Adaptive capacity of coupled socio-ecological systems to absorb climate extremes
Session lead: Dr. Kirsten Thonicke (PIK), Prof. Dr. Michael Bahn (University Innsbruck)
The ability of ecosystems to resist and recover from extreme climate events is of fundamental importance for the delivery of provisioning, regulating and cultural ecosystem services. This links immediately to the socio-economic system, which not only relies on ecosystem services but also triggers management decisions that in turn affect ecosystem properties. The vulnerability of various processes in each system to extreme events is highly diverse and is buffered by multi-functionality. Society is steadily adapting to extreme events, by changing, e.g. the form, extent and intensity of land-use practices. Thus the resilience of both, the natural and the socio-ecological system, are closely interrelated. To date the vulnerability and adaptive capacity of socio-ecological systems to extreme events is not well understood and large uncertainties exist as to the legacies of extreme events on ecosystems and on related societal structures and processes.

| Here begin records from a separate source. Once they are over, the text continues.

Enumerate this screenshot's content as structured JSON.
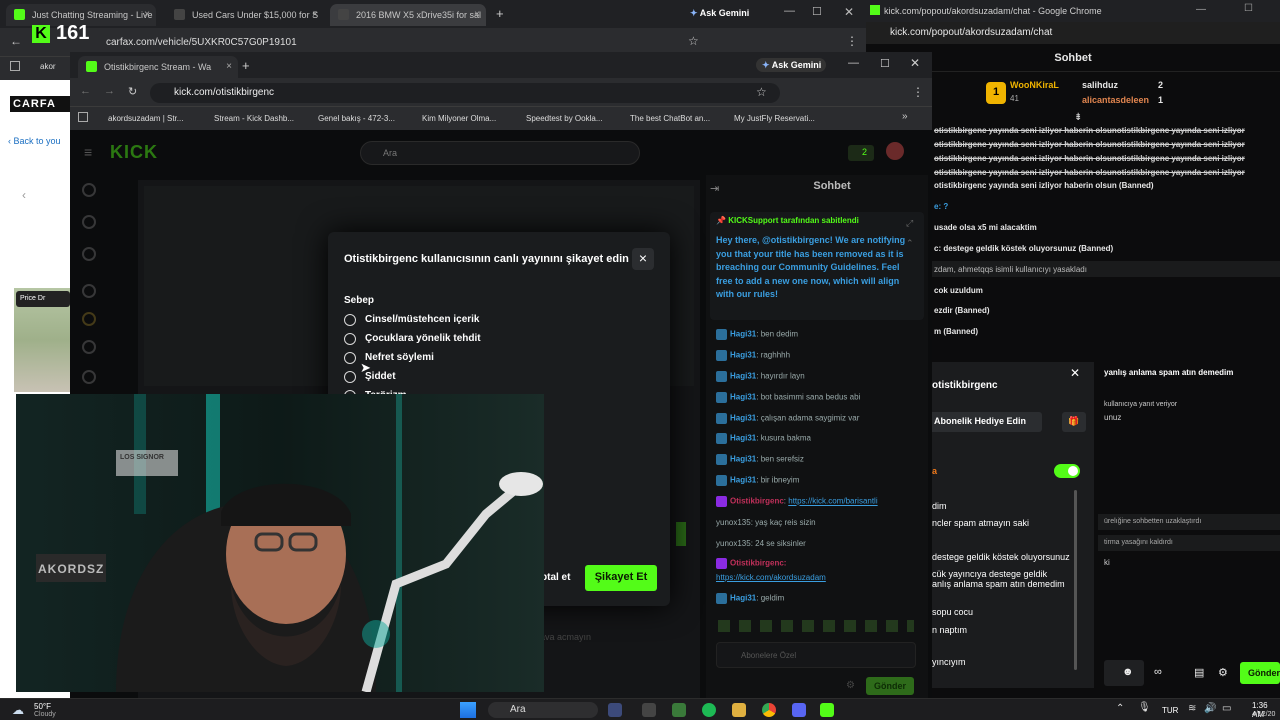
{
  "bg_browser": {
    "tabs": [
      "Just Chatting Streaming - Live",
      "Used Cars Under $15,000 for S",
      "2016 BMW X5 xDrive35i for sal"
    ],
    "ask_gemini": "Ask Gemini",
    "address": "carfax.com/vehicle/5UXKR0C57G0P19101",
    "kick_counter": "161",
    "bookmark_first": "akor",
    "carfax_logo": "CARFA",
    "back_link": "Back to you",
    "price_drop": "Price Dr"
  },
  "right_window": {
    "title": "kick.com/popout/akordsuzadam/chat - Google Chrome",
    "url": "kick.com/popout/akordsuzadam/chat",
    "header": "Sohbet",
    "leaderboard": {
      "first_user": "WooNKiraL",
      "first_count": "41",
      "second_user": "salihduz",
      "second_count": "2",
      "third_user": "alicantasdeleen",
      "third_count": "1"
    },
    "chat_lines": [
      "otistikbirgenc yayında seni izliyor haberin olsunotistikbirgenc yayında seni izliyor",
      "otistikbirgenc yayında seni izliyor haberin olsunotistikbirgenc yayında seni izliyor",
      "otistikbirgenc yayında seni izliyor haberin olsunotistikbirgenc yayında seni izliyor",
      "otistikbirgenc yayında seni izliyor haberin olsunotistikbirgenc yayında seni izliyor",
      "otistikbirgenc yayında seni izliyor haberin olsun (Banned)",
      "e: ?",
      "usade olsa x5 mi alacaktim",
      "c: destege geldik köstek oluyorsunuz (Banned)",
      "zdam, ahmetqqs isimli kullanıcıyı yasakladı",
      "cok uzuldum",
      "ezdir (Banned)",
      "m (Banned)"
    ],
    "popup": {
      "username": "otistikbirgenc",
      "gift_button": "Abonelik Hediye Edin",
      "toggle_label": "a",
      "lines": [
        "dim",
        "ncler spam atmayın saki",
        "destege geldik köstek oluyorsunuz",
        "cük yayıncıya destege geldik",
        "anlış anlama spam atın demedim",
        "sopu cocu",
        "n naptım",
        "yıncıyım"
      ]
    },
    "side_lines": [
      "yanlış anlama spam atın demedim",
      "kullanıcıya yanıt veriyor",
      "unuz",
      "ürelığine sohbetten uzaklaştırdı",
      "tirma yasağını kaldırdı",
      "ki"
    ],
    "send_label": "Gönder"
  },
  "main_window": {
    "tab_title": "Otistikbirgenc Stream - Wa",
    "ask_gemini": "Ask Gemini",
    "address": "kick.com/otistikbirgenc",
    "bookmarks": [
      "akordsuzadam | Str...",
      "Stream - Kick Dashb...",
      "Genel bakış - 472-3...",
      "Kim Milyoner Olma...",
      "Speedtest by Ookla...",
      "The best ChatBot an...",
      "My JustFly Reservati..."
    ],
    "logo": "KICK",
    "search_placeholder": "Ara",
    "follow_count": "2",
    "chat_title": "Sohbet",
    "pinned_by": "KICKSupport tarafından sabitlendi",
    "pinned_text": "Hey there, @otistikbirgenc! We are notifying you that your title has been removed as it is breaching our Community Guidelines. Feel free to add a new one now, which will align with our rules!",
    "chat": [
      {
        "user": "Hagi31",
        "text": "ben dedim"
      },
      {
        "user": "Hagi31",
        "text": "raghhhh"
      },
      {
        "user": "Hagi31",
        "text": "hayırdır layn"
      },
      {
        "user": "Hagi31",
        "text": "bot basimmi sana bedus abi"
      },
      {
        "user": "Hagi31",
        "text": "çalışan adama saygimiz var"
      },
      {
        "user": "Hagi31",
        "text": "kusura bakma"
      },
      {
        "user": "Hagi31",
        "text": "ben serefsiz"
      },
      {
        "user": "Hagi31",
        "text": "bir ibneyim"
      }
    ],
    "otistik_link": "https://kick.com/barisantli",
    "otistik_user": "Otistikbirgenc",
    "yunox_1": "yunox135: yaş kaç reis sizin",
    "yunox_2": "yunox135: 24 se siksinler",
    "otistik_user2": "Otistikbirgenc:",
    "otistik_link2": "https://kick.com/akordsuzadam",
    "last_user": "Hagi31",
    "last_text": "geldim",
    "sub_placeholder": "Abonelere Özel",
    "send": "Gönder",
    "ghost_text": "ava acmayın"
  },
  "modal": {
    "title": "Otistikbirgenc kullanıcısının canlı yayınını şikayet edin",
    "section": "Sebep",
    "options": [
      "Cinsel/müstehcen içerik",
      "Çocuklara yönelik tehdit",
      "Nefret söylemi",
      "Şiddet",
      "Terörizm"
    ],
    "cancel": "ptal et",
    "submit": "Şikayet Et"
  },
  "webcam": {
    "sign_text": "AKORDSZ",
    "neon": "LOS SIGNOR"
  },
  "taskbar": {
    "weather_temp": "50°F",
    "weather_desc": "Cloudy",
    "search": "Ara",
    "lang": "TUR",
    "time": "1:36 AM",
    "date": "4/12/20"
  },
  "colors": {
    "kick_green": "#53fc18",
    "link_blue": "#3a9ee0"
  }
}
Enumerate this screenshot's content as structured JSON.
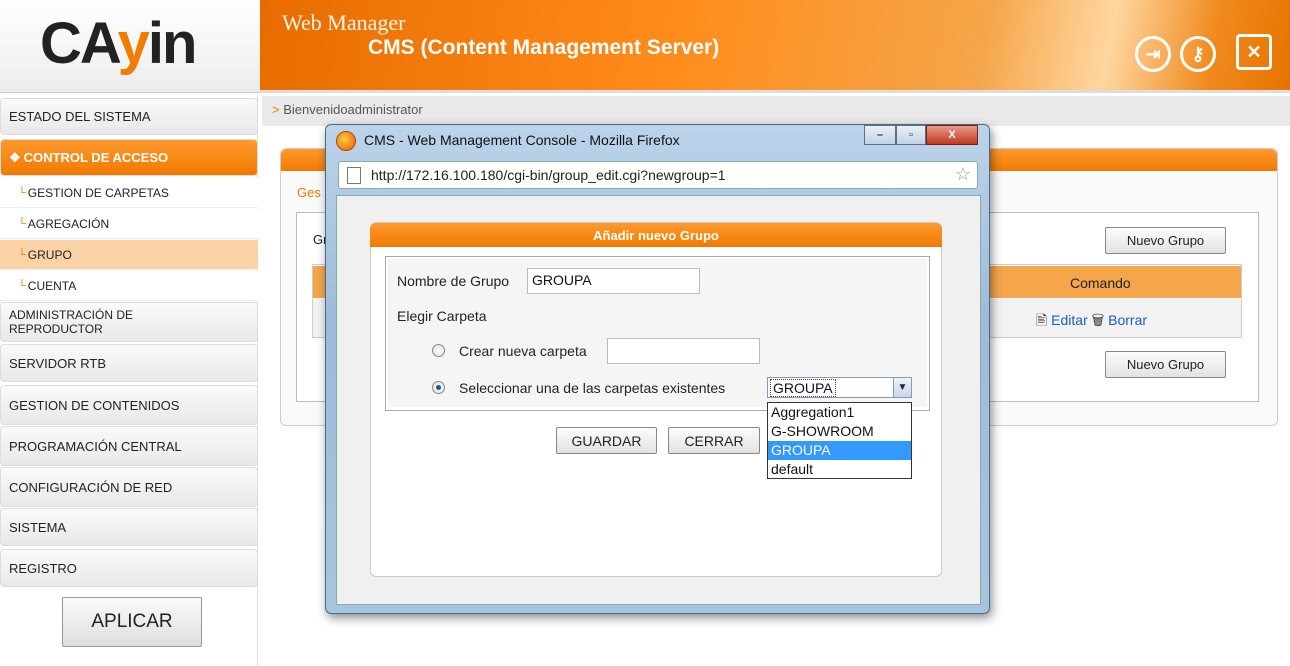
{
  "header": {
    "logo": "CAYIN",
    "title_line1": "Web Manager",
    "title_line2": "CMS (Content Management Server)",
    "icons": [
      "logout-icon",
      "key-icon",
      "tools-icon"
    ]
  },
  "sidebar": {
    "items": [
      {
        "label": "ESTADO DEL SISTEMA"
      },
      {
        "label": "CONTROL DE ACCESO"
      },
      {
        "label": "GESTION DE CARPETAS"
      },
      {
        "label": "AGREGACIÓN"
      },
      {
        "label": "GRUPO"
      },
      {
        "label": "CUENTA"
      },
      {
        "label": "ADMINISTRACIÓN DE REPRODUCTOR"
      },
      {
        "label": "SERVIDOR RTB"
      },
      {
        "label": "GESTION DE CONTENIDOS"
      },
      {
        "label": "PROGRAMACIÓN CENTRAL"
      },
      {
        "label": "CONFIGURACIÓN DE RED"
      },
      {
        "label": "SISTEMA"
      },
      {
        "label": "REGISTRO"
      }
    ],
    "apply_label": "APLICAR"
  },
  "main": {
    "welcome": "Bienvenidoadministrator",
    "crumb": "Ges",
    "group_label": "Gr",
    "new_group_label": "Nuevo Grupo",
    "col_command": "Comando",
    "edit_label": "Editar",
    "delete_label": "Borrar"
  },
  "firefox": {
    "title": "CMS - Web Management Console - Mozilla Firefox",
    "url": "http://172.16.100.180/cgi-bin/group_edit.cgi?newgroup=1"
  },
  "dialog": {
    "title": "Añadir nuevo Grupo",
    "group_name_label": "Nombre de Grupo",
    "group_name_value": "GROUPA",
    "choose_folder_label": "Elegir Carpeta",
    "create_folder_label": "Crear nueva carpeta",
    "create_folder_value": "",
    "select_existing_label": "Seleccionar una de las carpetas existentes",
    "selected_folder": "GROUPA",
    "folder_options": [
      "Aggregation1",
      "G-SHOWROOM",
      "GROUPA",
      "default"
    ],
    "save_label": "GUARDAR",
    "close_label": "CERRAR"
  }
}
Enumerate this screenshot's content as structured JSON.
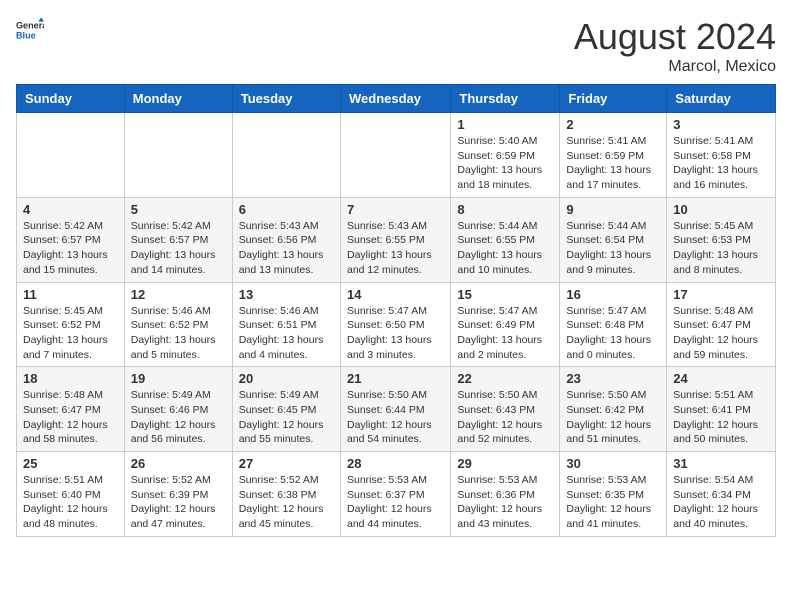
{
  "header": {
    "logo_general": "General",
    "logo_blue": "Blue",
    "month_year": "August 2024",
    "location": "Marcol, Mexico"
  },
  "days_of_week": [
    "Sunday",
    "Monday",
    "Tuesday",
    "Wednesday",
    "Thursday",
    "Friday",
    "Saturday"
  ],
  "weeks": [
    [
      {
        "day": "",
        "info": ""
      },
      {
        "day": "",
        "info": ""
      },
      {
        "day": "",
        "info": ""
      },
      {
        "day": "",
        "info": ""
      },
      {
        "day": "1",
        "info": "Sunrise: 5:40 AM\nSunset: 6:59 PM\nDaylight: 13 hours\nand 18 minutes."
      },
      {
        "day": "2",
        "info": "Sunrise: 5:41 AM\nSunset: 6:59 PM\nDaylight: 13 hours\nand 17 minutes."
      },
      {
        "day": "3",
        "info": "Sunrise: 5:41 AM\nSunset: 6:58 PM\nDaylight: 13 hours\nand 16 minutes."
      }
    ],
    [
      {
        "day": "4",
        "info": "Sunrise: 5:42 AM\nSunset: 6:57 PM\nDaylight: 13 hours\nand 15 minutes."
      },
      {
        "day": "5",
        "info": "Sunrise: 5:42 AM\nSunset: 6:57 PM\nDaylight: 13 hours\nand 14 minutes."
      },
      {
        "day": "6",
        "info": "Sunrise: 5:43 AM\nSunset: 6:56 PM\nDaylight: 13 hours\nand 13 minutes."
      },
      {
        "day": "7",
        "info": "Sunrise: 5:43 AM\nSunset: 6:55 PM\nDaylight: 13 hours\nand 12 minutes."
      },
      {
        "day": "8",
        "info": "Sunrise: 5:44 AM\nSunset: 6:55 PM\nDaylight: 13 hours\nand 10 minutes."
      },
      {
        "day": "9",
        "info": "Sunrise: 5:44 AM\nSunset: 6:54 PM\nDaylight: 13 hours\nand 9 minutes."
      },
      {
        "day": "10",
        "info": "Sunrise: 5:45 AM\nSunset: 6:53 PM\nDaylight: 13 hours\nand 8 minutes."
      }
    ],
    [
      {
        "day": "11",
        "info": "Sunrise: 5:45 AM\nSunset: 6:52 PM\nDaylight: 13 hours\nand 7 minutes."
      },
      {
        "day": "12",
        "info": "Sunrise: 5:46 AM\nSunset: 6:52 PM\nDaylight: 13 hours\nand 5 minutes."
      },
      {
        "day": "13",
        "info": "Sunrise: 5:46 AM\nSunset: 6:51 PM\nDaylight: 13 hours\nand 4 minutes."
      },
      {
        "day": "14",
        "info": "Sunrise: 5:47 AM\nSunset: 6:50 PM\nDaylight: 13 hours\nand 3 minutes."
      },
      {
        "day": "15",
        "info": "Sunrise: 5:47 AM\nSunset: 6:49 PM\nDaylight: 13 hours\nand 2 minutes."
      },
      {
        "day": "16",
        "info": "Sunrise: 5:47 AM\nSunset: 6:48 PM\nDaylight: 13 hours\nand 0 minutes."
      },
      {
        "day": "17",
        "info": "Sunrise: 5:48 AM\nSunset: 6:47 PM\nDaylight: 12 hours\nand 59 minutes."
      }
    ],
    [
      {
        "day": "18",
        "info": "Sunrise: 5:48 AM\nSunset: 6:47 PM\nDaylight: 12 hours\nand 58 minutes."
      },
      {
        "day": "19",
        "info": "Sunrise: 5:49 AM\nSunset: 6:46 PM\nDaylight: 12 hours\nand 56 minutes."
      },
      {
        "day": "20",
        "info": "Sunrise: 5:49 AM\nSunset: 6:45 PM\nDaylight: 12 hours\nand 55 minutes."
      },
      {
        "day": "21",
        "info": "Sunrise: 5:50 AM\nSunset: 6:44 PM\nDaylight: 12 hours\nand 54 minutes."
      },
      {
        "day": "22",
        "info": "Sunrise: 5:50 AM\nSunset: 6:43 PM\nDaylight: 12 hours\nand 52 minutes."
      },
      {
        "day": "23",
        "info": "Sunrise: 5:50 AM\nSunset: 6:42 PM\nDaylight: 12 hours\nand 51 minutes."
      },
      {
        "day": "24",
        "info": "Sunrise: 5:51 AM\nSunset: 6:41 PM\nDaylight: 12 hours\nand 50 minutes."
      }
    ],
    [
      {
        "day": "25",
        "info": "Sunrise: 5:51 AM\nSunset: 6:40 PM\nDaylight: 12 hours\nand 48 minutes."
      },
      {
        "day": "26",
        "info": "Sunrise: 5:52 AM\nSunset: 6:39 PM\nDaylight: 12 hours\nand 47 minutes."
      },
      {
        "day": "27",
        "info": "Sunrise: 5:52 AM\nSunset: 6:38 PM\nDaylight: 12 hours\nand 45 minutes."
      },
      {
        "day": "28",
        "info": "Sunrise: 5:53 AM\nSunset: 6:37 PM\nDaylight: 12 hours\nand 44 minutes."
      },
      {
        "day": "29",
        "info": "Sunrise: 5:53 AM\nSunset: 6:36 PM\nDaylight: 12 hours\nand 43 minutes."
      },
      {
        "day": "30",
        "info": "Sunrise: 5:53 AM\nSunset: 6:35 PM\nDaylight: 12 hours\nand 41 minutes."
      },
      {
        "day": "31",
        "info": "Sunrise: 5:54 AM\nSunset: 6:34 PM\nDaylight: 12 hours\nand 40 minutes."
      }
    ]
  ]
}
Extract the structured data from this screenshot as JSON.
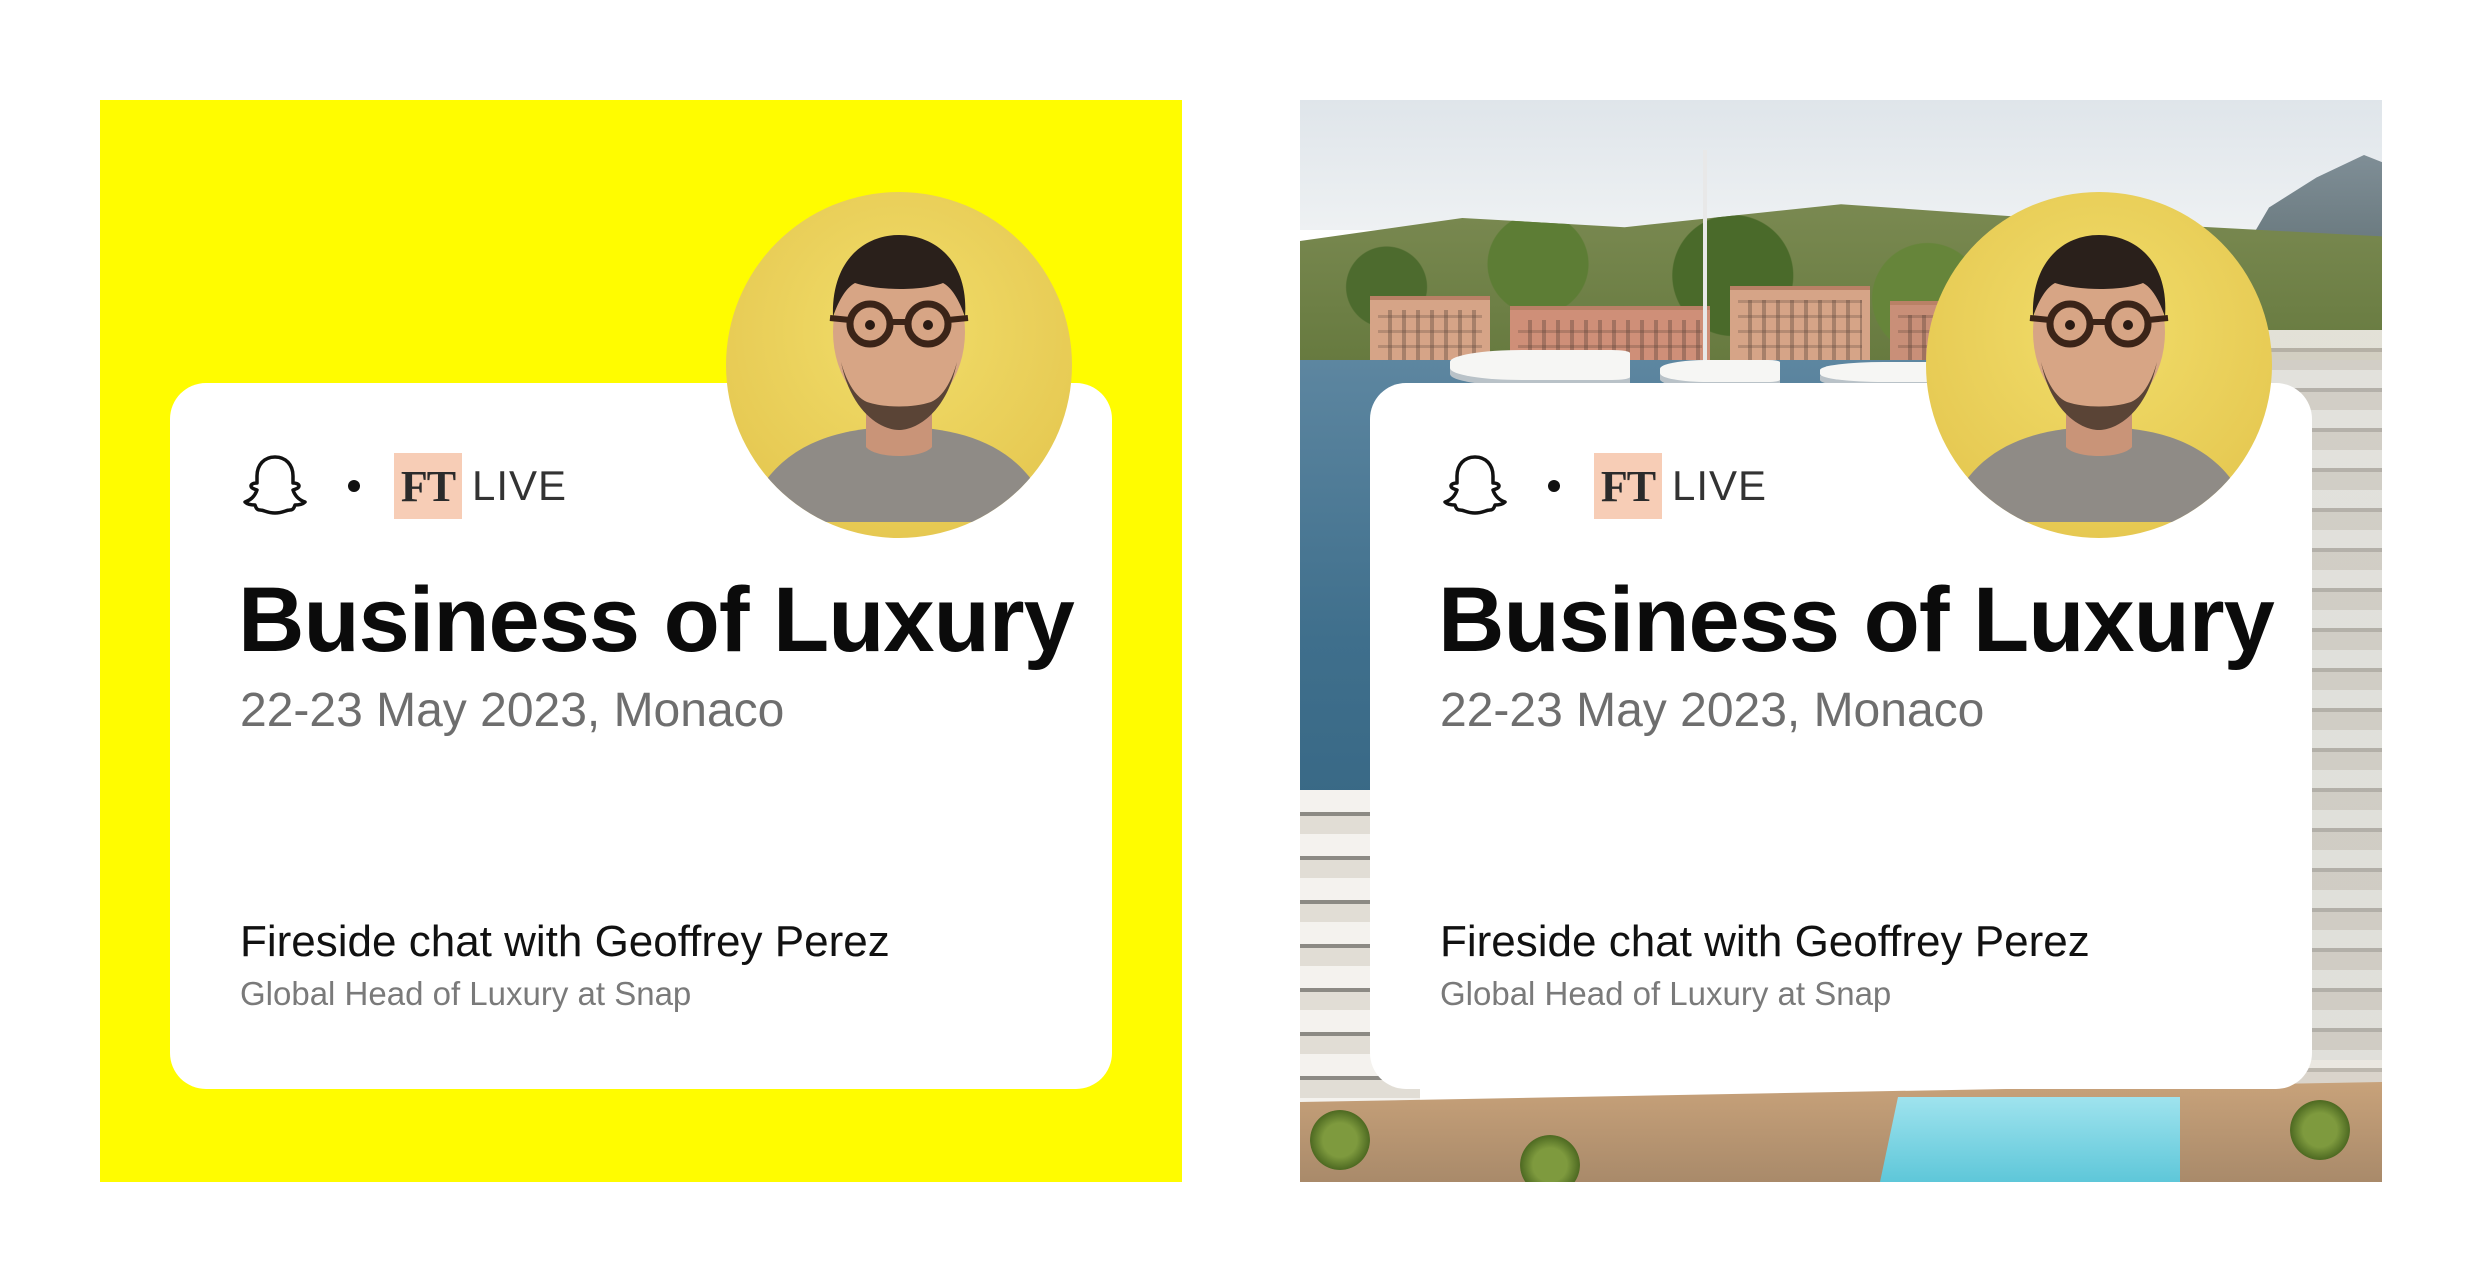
{
  "colors": {
    "brand": "#FFFC00",
    "ft_box": "#F7CDB6",
    "card": "#FFFFFF"
  },
  "panels": [
    {
      "background": "yellow",
      "card": {
        "icons": [
          "snapchat-ghost-icon"
        ],
        "ft_label": "FT",
        "live_label": "LIVE",
        "title": "Business of Luxury",
        "date": "22-23 May 2023, Monaco",
        "speaker": "Fireside chat with Geoffrey Perez",
        "role": "Global Head of Luxury at Snap"
      }
    },
    {
      "background": "monaco harbor photo",
      "card": {
        "icons": [
          "snapchat-ghost-icon"
        ],
        "ft_label": "FT",
        "live_label": "LIVE",
        "title": "Business of Luxury",
        "date": "22-23 May 2023, Monaco",
        "speaker": "Fireside chat with Geoffrey Perez",
        "role": "Global Head of Luxury at Snap"
      }
    }
  ]
}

The aim of this session is 1) to develop a new framework for the integrated assessment of impacts of climate extremes on socio-ecological systems and their resilience, accounting for legacy effects of climate extremes; 2) to identify a set of relevant common parameters for observations and measurements of societal and ecological responses and vulnerabilities to climate extremes; and 3) to propose approaches for determining the adaptation potential of coupled socio-ecological systems to climate extremes.
Specifically, the session will develop a new framework that allows describing the potential of coupled socio-ecological systems to absorb climate extreme events and options to adapt to climate extremes. This spans different types of (socio-)ecological systems, ranging from forests to grasslands, natural to managed lands, and lowland to alpine climate systems and societal systems, including social, political, economic and cultural structure and processes within the society. Moreover, we will combine experimental and modelling expertise from local to continental scales with decision-making at European and international levels.
Methods of ecosystem-based and socio-ecological modelling will be discussed to explore how the vulnerability and adaptive capacity of socio-ecological systems can be quantified, and which paradigm shifts or (inter)disciplinary expertise are needed to advance research in this field. To specify further impacts of climate extremes loss-and-damage assessment tools provide an important link between climate extremes and socio-ecological systems. The integration of both concepts will advance research in this field. To support knowledge transfer into decision-making processes, new transdisciplinary methods for the co-design and co-production of new knowledge are required which then aim to improve the mutual understanding and communication between the scientific and the non-scientific experts. The aim is to identify different ways how socio-ecological systems react and adapt to climate extremes, specifically under future climate change.
In order to address the three objectives of this session, we will structure the three blocks of the workshop session in the following way: the first block will start with three teaser presentations, one introducing the topic of the workshop and explaining its aims (presented by Kirsten Thonicke), the second presenting first ideas on the framework to quantify the integrated assessment of impacts of climate extremes on social and ecological systems with respect to different types of extremes and the associated ecosystem resilience (presented by Anja Rammig), and the third on identifying parameters for observations and measurements of the vulnerability of affected socio-ecological systems (presented by Michael Bahn). The presentations will integrate concepts suggested by all participants prior to the session and provide the baseline for the detailed discussion on identifying knowledge gaps to be filled with innovative research approaches during the session.
The second block will start with two teaser presentations on the stakeholder perspective and co-design of knowledge to focus on transdisciplinary approaches for developing new methods to assess the vulnerability of social-ecological systems to climate extremes, as proposed in the third objective. The stakeholder perspective will thus provide the baseline for matching the research questions identified in the first block with the requirements for co-design and co-development of scientific and non-scientific knowledge and methods with respect to the ecosystems perspective of extremes identified in this block. These research priorities will be synthesized and integrated in the research plan which is jointly written in the third block and which includes the presentation for synthesis in the plenary.